PROBLEM DETAILS -
Across all the entries below, how many lines contain the string "that"? The number by itself is the answer.

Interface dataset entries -
──────
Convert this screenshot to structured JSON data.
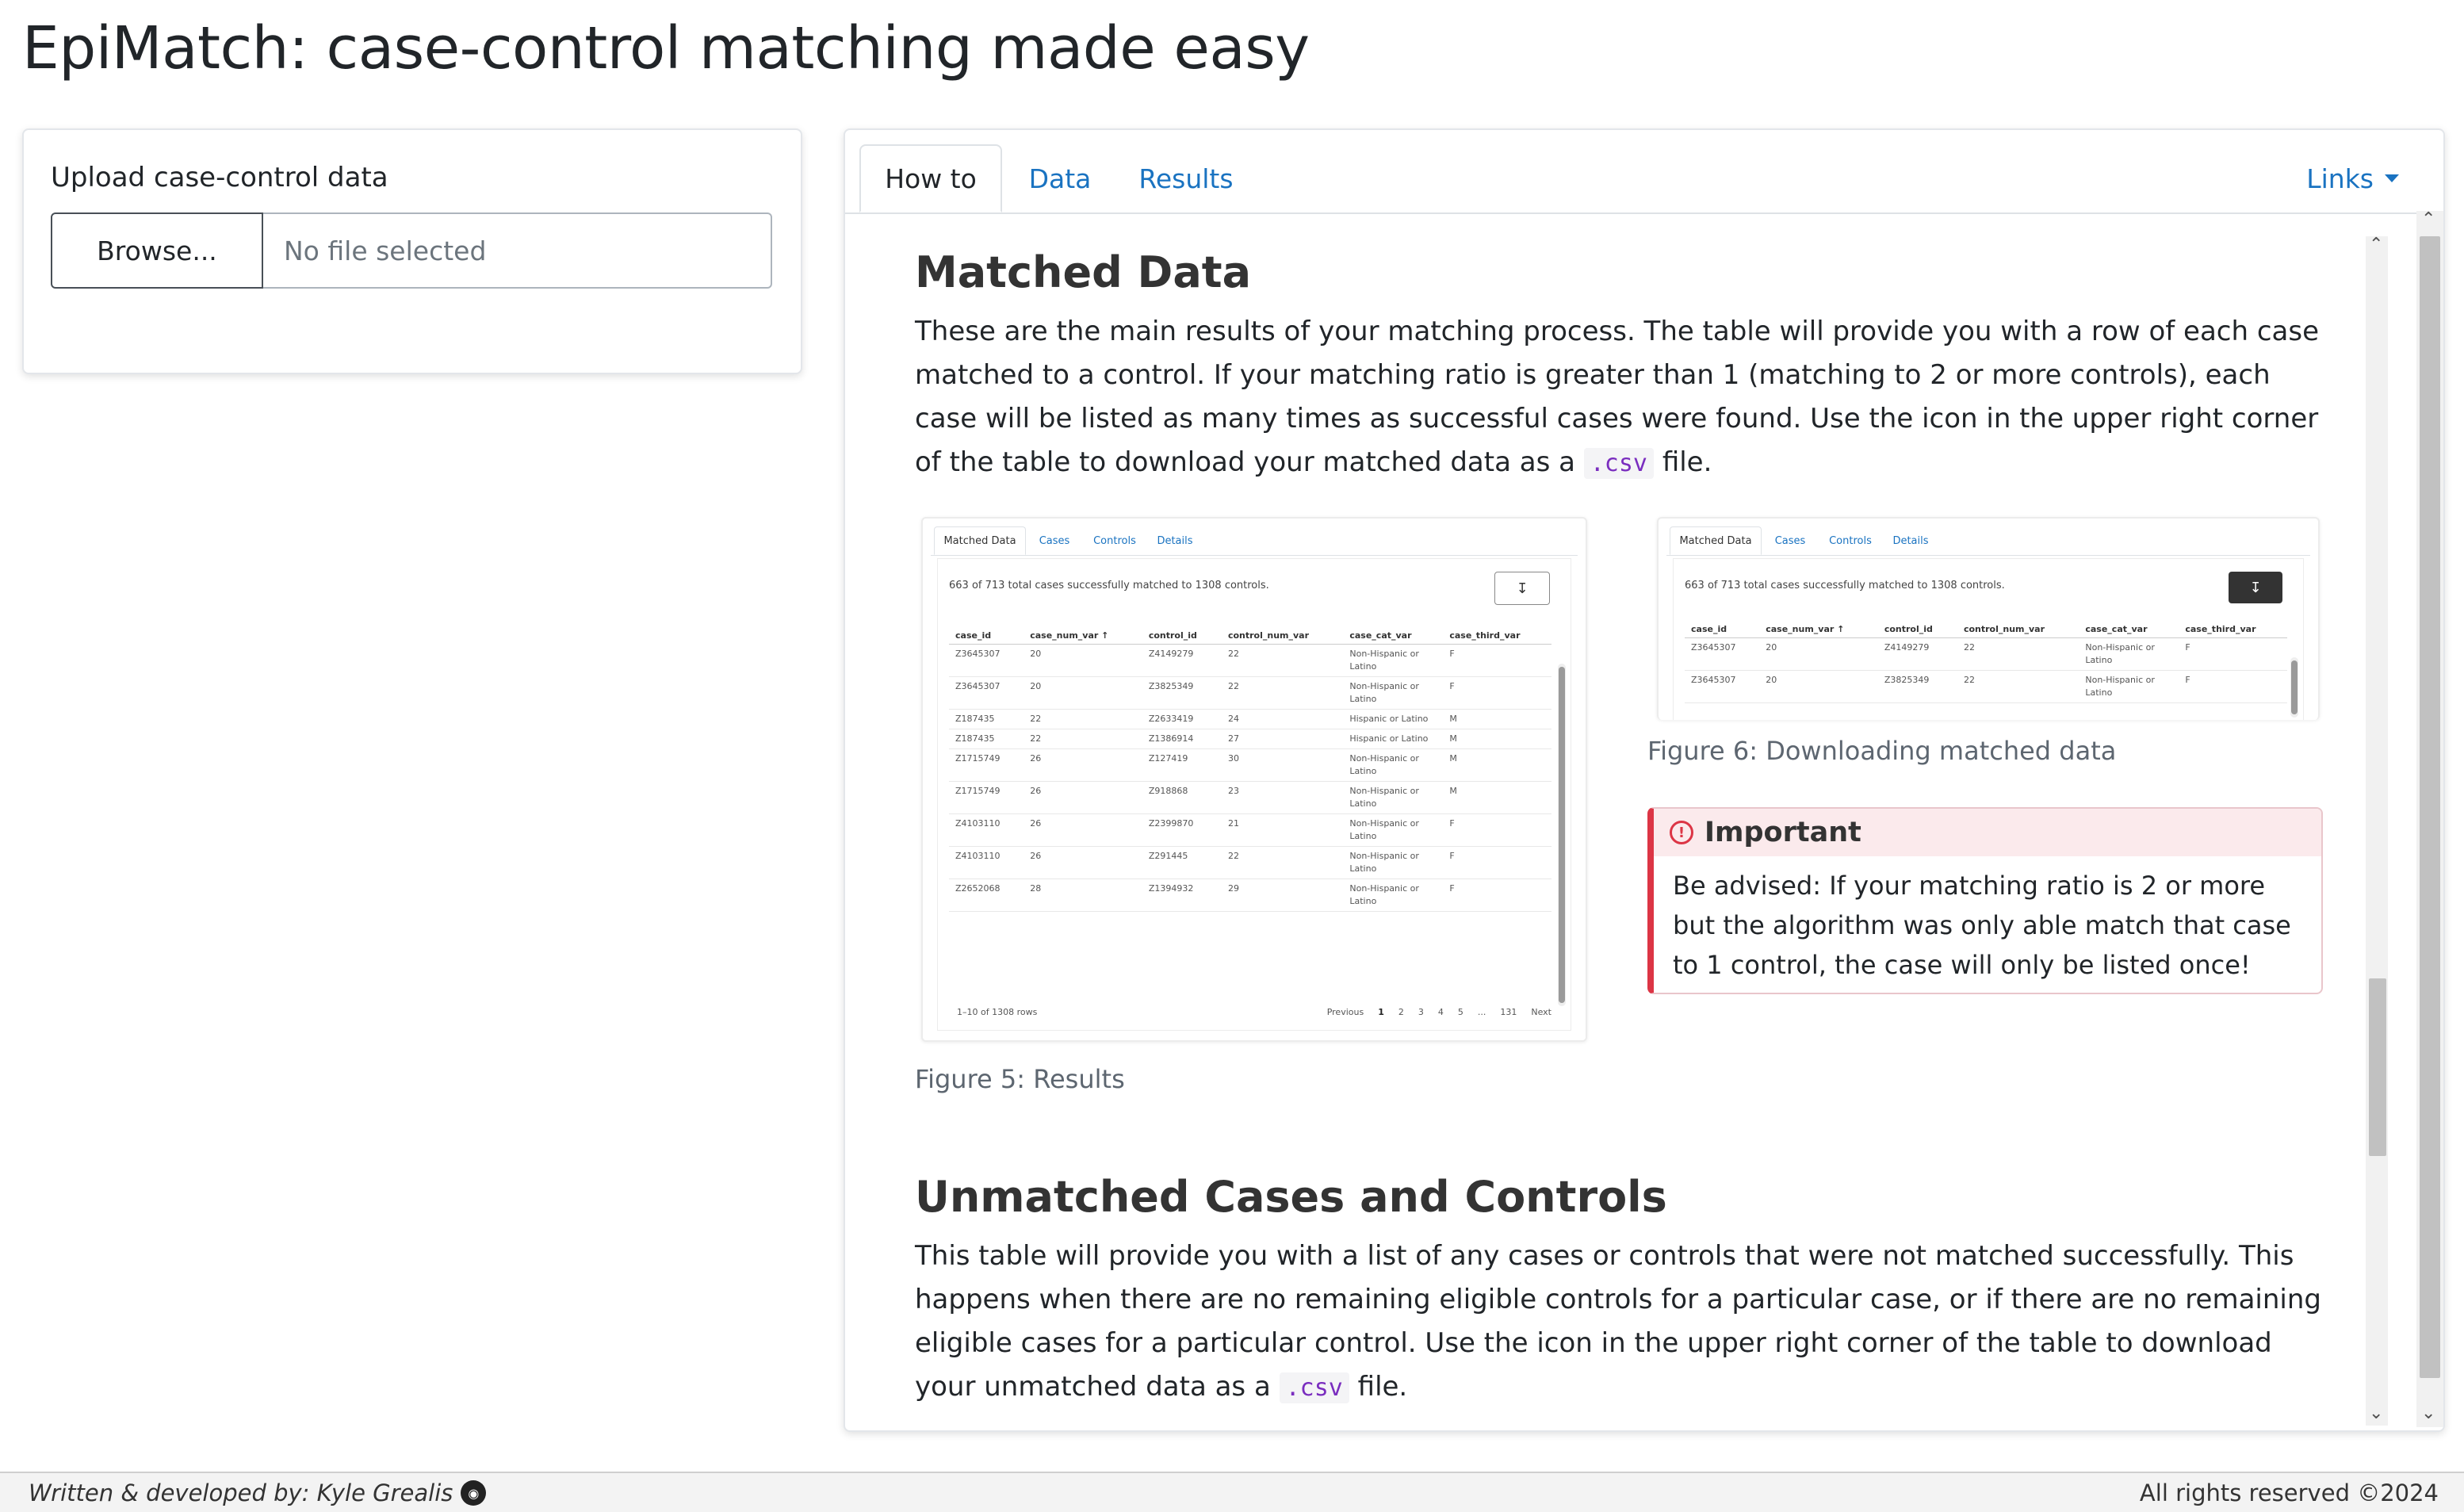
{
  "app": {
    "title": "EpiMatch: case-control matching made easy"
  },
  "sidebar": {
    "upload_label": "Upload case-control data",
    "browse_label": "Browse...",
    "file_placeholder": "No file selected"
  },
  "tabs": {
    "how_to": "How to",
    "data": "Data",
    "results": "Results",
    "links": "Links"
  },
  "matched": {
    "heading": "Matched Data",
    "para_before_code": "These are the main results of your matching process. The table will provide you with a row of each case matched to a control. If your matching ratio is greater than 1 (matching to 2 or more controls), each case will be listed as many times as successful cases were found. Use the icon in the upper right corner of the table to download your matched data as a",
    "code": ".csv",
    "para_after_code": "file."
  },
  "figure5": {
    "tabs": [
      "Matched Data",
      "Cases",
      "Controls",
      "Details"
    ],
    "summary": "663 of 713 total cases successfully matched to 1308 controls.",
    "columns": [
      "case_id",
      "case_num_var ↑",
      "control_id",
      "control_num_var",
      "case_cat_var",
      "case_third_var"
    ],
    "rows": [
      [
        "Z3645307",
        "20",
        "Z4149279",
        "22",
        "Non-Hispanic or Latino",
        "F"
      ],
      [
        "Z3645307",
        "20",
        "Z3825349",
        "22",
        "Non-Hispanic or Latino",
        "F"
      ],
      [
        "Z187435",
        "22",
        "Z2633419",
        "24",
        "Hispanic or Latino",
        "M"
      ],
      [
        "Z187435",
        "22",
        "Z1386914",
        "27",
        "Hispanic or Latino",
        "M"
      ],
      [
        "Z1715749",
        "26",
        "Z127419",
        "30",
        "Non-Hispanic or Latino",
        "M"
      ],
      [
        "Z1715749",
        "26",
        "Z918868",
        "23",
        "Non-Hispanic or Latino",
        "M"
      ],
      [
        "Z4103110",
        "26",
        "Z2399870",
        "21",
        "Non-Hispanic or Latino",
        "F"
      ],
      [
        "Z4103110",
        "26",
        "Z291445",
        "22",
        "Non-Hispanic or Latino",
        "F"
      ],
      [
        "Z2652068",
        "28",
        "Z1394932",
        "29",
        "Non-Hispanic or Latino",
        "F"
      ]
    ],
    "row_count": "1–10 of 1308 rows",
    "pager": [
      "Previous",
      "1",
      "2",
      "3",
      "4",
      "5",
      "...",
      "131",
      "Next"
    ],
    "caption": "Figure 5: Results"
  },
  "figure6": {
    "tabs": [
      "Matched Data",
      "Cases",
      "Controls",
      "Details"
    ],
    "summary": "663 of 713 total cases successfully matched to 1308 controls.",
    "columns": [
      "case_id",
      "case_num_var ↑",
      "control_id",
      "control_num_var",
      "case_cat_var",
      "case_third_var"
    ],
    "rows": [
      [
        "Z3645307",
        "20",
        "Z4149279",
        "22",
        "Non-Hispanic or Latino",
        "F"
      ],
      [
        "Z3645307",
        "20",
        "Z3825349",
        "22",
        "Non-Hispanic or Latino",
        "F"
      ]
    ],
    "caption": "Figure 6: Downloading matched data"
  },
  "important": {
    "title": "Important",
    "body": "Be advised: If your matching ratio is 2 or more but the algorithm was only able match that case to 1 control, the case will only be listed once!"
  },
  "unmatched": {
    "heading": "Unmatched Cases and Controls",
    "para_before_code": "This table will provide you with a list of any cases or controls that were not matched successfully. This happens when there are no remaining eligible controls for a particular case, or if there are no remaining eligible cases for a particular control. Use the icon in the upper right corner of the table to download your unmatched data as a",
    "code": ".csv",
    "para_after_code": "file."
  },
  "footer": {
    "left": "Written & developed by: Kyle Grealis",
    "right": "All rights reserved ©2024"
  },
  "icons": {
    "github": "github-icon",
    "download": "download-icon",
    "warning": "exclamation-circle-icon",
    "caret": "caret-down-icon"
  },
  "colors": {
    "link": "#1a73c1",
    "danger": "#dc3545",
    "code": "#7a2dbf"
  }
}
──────
ANSWER BOX -
2